I don’t know about you, but I am so often genuinely surprised at the quality of work when I look at some of the garments I have made over the years. Take, for example, this jumpsuit, made in 2017 and worn perhaps three times: once for a family Christmas, and couple of family events. The fabric is rather a heavy-ish crepe from EOS. You can find more of it here. It comes in a myriad of colours. I ordered a few lengths way back when: this gorgeous shade of wine red, a moss green, which ended up as a version of DKNY’s dress courtesy of Vogue 1351 (a disaster project that looked horrible on me, although the dress was beautiful), and some yet-to-be-sewn yummy chocolate brown. But I digress.
I have changed shape significantly over the last year or so, and, going through my closet one day looking for things to wear, pulled this jumpsuit out and tried it on. It’s BurdaStyle 04-2016-130.
It didn’t fit properly anymore, and would have required a complete dismantling in order to alter it properly. But here’s a photo from when it fit. I don’t have any photos of the front, probably because I didn’t like any of them and intended to re-shoot the garment, which never happened.
As someone who has a tiny lower back and relatively large hips, this pattern fit perfectly out of the magazine. I was very impressed. But, again, I digress. Because I will never wear it again, I thrifted it. But I wanted to write about how each garment that I gift away (unless I really hate it) brings on a sense of loss, sometimes, and regret. Regret for the time ‘wasted’ in making something that didn’t actually get worn. I realize this is actually a negative voice speaking, from the last couple of decades of my life. In actual fact, each garment is a learning opportunity, and the hours spent making are practice and will end up giving me more proficiency and skill in making. When I check over the garments to make sure they’re in good condition, after cleaning them, to give away, I inevitably am surprised (why?) at the quality of work.

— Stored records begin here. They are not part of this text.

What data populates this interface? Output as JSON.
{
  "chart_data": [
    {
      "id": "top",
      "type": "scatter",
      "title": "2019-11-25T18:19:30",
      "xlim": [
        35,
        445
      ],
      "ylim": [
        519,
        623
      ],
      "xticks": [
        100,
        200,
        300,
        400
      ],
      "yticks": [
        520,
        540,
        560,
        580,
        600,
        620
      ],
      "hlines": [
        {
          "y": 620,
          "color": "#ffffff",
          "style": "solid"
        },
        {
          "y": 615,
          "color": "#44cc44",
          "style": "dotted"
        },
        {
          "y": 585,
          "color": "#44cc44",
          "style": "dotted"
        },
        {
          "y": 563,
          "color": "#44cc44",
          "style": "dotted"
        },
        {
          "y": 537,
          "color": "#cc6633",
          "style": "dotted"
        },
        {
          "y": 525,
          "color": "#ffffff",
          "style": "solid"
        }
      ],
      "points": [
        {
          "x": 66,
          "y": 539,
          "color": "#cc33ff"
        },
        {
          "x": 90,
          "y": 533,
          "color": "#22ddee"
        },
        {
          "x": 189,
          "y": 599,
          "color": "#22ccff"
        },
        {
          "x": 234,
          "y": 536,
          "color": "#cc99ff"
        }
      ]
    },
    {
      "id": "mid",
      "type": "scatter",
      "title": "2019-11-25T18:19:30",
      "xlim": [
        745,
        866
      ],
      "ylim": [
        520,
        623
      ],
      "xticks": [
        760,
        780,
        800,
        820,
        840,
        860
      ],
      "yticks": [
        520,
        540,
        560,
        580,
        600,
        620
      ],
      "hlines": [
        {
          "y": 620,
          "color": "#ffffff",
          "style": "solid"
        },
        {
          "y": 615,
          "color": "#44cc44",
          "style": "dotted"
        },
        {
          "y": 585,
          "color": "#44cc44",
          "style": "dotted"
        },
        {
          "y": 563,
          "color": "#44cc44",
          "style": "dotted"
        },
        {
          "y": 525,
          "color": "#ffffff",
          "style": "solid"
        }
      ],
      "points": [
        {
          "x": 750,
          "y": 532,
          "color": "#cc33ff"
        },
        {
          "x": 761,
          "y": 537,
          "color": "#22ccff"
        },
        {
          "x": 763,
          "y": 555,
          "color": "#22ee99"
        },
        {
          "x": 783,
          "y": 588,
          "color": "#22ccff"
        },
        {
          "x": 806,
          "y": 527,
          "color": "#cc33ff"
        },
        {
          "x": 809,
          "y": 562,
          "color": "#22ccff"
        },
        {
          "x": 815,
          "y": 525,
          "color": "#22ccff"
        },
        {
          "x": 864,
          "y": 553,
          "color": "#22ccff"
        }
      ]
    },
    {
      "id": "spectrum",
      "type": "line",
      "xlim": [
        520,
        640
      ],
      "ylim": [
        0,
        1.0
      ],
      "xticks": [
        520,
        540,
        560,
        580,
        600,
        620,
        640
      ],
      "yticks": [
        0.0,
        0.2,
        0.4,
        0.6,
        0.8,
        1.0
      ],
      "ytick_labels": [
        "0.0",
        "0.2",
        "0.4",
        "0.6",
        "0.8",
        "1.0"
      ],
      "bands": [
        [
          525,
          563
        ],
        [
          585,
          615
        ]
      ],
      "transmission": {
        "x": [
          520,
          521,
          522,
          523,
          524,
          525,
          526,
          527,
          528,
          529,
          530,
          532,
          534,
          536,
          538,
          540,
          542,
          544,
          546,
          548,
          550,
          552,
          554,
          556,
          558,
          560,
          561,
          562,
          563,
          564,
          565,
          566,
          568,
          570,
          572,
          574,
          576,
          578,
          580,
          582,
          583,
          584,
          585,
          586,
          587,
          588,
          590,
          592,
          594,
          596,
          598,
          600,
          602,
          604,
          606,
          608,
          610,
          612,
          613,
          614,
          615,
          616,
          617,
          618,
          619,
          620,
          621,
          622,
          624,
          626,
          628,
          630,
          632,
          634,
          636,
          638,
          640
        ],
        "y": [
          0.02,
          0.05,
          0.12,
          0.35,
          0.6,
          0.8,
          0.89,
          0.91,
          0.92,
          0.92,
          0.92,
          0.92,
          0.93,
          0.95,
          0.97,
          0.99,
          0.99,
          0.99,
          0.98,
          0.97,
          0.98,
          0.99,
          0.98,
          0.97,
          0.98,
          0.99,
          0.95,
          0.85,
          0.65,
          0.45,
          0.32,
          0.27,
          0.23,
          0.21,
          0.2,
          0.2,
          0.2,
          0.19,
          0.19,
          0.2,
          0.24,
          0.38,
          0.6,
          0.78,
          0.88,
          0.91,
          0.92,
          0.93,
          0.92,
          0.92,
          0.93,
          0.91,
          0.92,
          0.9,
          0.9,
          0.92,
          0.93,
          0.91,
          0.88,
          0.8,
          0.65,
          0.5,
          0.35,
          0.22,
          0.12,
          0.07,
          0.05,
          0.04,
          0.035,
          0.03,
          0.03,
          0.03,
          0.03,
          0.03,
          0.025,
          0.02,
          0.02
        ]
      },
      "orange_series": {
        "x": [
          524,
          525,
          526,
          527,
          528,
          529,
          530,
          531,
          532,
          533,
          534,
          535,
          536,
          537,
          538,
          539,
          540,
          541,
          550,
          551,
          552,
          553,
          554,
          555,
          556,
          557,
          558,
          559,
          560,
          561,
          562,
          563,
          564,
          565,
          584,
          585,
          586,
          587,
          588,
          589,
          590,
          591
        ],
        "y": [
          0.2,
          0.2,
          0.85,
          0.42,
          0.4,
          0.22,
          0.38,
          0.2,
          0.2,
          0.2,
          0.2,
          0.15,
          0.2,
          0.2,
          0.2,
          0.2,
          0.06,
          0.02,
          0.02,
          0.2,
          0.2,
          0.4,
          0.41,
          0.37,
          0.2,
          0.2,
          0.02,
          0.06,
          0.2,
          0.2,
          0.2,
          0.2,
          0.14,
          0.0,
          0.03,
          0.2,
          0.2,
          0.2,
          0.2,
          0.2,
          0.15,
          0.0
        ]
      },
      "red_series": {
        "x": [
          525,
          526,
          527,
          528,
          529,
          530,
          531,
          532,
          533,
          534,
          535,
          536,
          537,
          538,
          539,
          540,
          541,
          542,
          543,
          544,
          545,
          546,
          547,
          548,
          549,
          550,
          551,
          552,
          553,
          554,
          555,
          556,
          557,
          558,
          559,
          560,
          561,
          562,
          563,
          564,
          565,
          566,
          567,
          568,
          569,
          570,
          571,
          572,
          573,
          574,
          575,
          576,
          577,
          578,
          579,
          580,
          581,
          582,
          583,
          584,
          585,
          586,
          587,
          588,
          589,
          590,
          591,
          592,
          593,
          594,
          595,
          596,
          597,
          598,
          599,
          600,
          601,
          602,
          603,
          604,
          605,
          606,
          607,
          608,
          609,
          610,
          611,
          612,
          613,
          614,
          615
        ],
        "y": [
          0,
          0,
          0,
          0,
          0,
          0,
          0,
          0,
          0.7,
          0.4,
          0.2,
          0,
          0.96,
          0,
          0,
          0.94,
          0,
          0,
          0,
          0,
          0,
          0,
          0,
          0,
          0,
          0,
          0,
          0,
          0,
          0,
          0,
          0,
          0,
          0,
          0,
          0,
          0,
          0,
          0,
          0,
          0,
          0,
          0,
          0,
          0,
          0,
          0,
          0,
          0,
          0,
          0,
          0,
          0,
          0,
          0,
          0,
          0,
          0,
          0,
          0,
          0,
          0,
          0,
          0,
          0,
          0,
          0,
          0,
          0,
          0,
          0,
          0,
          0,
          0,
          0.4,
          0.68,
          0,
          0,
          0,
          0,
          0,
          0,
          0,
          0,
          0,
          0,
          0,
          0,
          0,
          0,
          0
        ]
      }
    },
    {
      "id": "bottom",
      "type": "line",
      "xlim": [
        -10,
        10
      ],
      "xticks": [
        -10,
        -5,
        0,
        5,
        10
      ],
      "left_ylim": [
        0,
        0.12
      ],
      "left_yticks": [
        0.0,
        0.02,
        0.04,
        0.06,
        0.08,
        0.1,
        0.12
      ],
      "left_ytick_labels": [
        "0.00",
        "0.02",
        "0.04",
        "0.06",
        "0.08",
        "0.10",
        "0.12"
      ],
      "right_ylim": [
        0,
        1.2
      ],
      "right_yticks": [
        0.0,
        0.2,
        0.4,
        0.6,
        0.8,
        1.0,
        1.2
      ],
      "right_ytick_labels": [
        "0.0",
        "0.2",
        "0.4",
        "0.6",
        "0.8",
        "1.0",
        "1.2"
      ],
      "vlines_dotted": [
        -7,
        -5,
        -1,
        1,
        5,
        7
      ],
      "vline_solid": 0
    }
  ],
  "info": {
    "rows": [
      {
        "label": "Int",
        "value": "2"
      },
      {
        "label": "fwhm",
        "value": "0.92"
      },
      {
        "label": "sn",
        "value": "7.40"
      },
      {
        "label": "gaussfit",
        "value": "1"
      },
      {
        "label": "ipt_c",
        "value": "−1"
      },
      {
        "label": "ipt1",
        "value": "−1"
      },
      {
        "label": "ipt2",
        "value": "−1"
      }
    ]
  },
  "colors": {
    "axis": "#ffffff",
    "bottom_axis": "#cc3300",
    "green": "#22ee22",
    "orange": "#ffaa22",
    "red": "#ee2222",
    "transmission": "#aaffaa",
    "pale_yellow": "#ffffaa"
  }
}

And the attention to detail, like lining trousers. I really do not like wearing unlined trousers or skirts. I think it’s because my mother taught me to sew, and, having sewn herself all her clothing when I was small from Vogue or Simplicity designer patterns, she was a stickler on quality of workmanship. I recall going RTW shopping with her, and every single garment she purchased was lined; she would not have ever worn an unlined garment, much less spent the money on it. Funny story. I recall strolling through a Chanel boutique when I was in university, and looking through the RTW garments for sale, and was shocked – shocked, I tell you! – to see that neither the skirts or jackets in that small boutique were lined. And $1250 in 80’s dollars for a 100% polyester blouse. Polyester. Bubble popped, I assure you.
So, needless to say, I line everything. It gives me tremendous pleasure to make something well, and finish it well. It’s like a mental health perk-up to wear a garment I’ve made that I have taken the time to carefully construct.
Slow careful sewing, and making the interiors of garments pretty, is something that I really enjoy doing. I hope whoever purchases this garment from the thrift store enjoys wearing it and appreciates the workmanship, too.
What do you do with garments you no longer wear? I see so many IG feeds about sewists making and making and making, and I wonder how on earth do they every wear everything? I don’t have a very large closet, and I have many garments that are in pristine condition. Do you feel a sense of loss when you see garments you’ve spent time with walking out the door?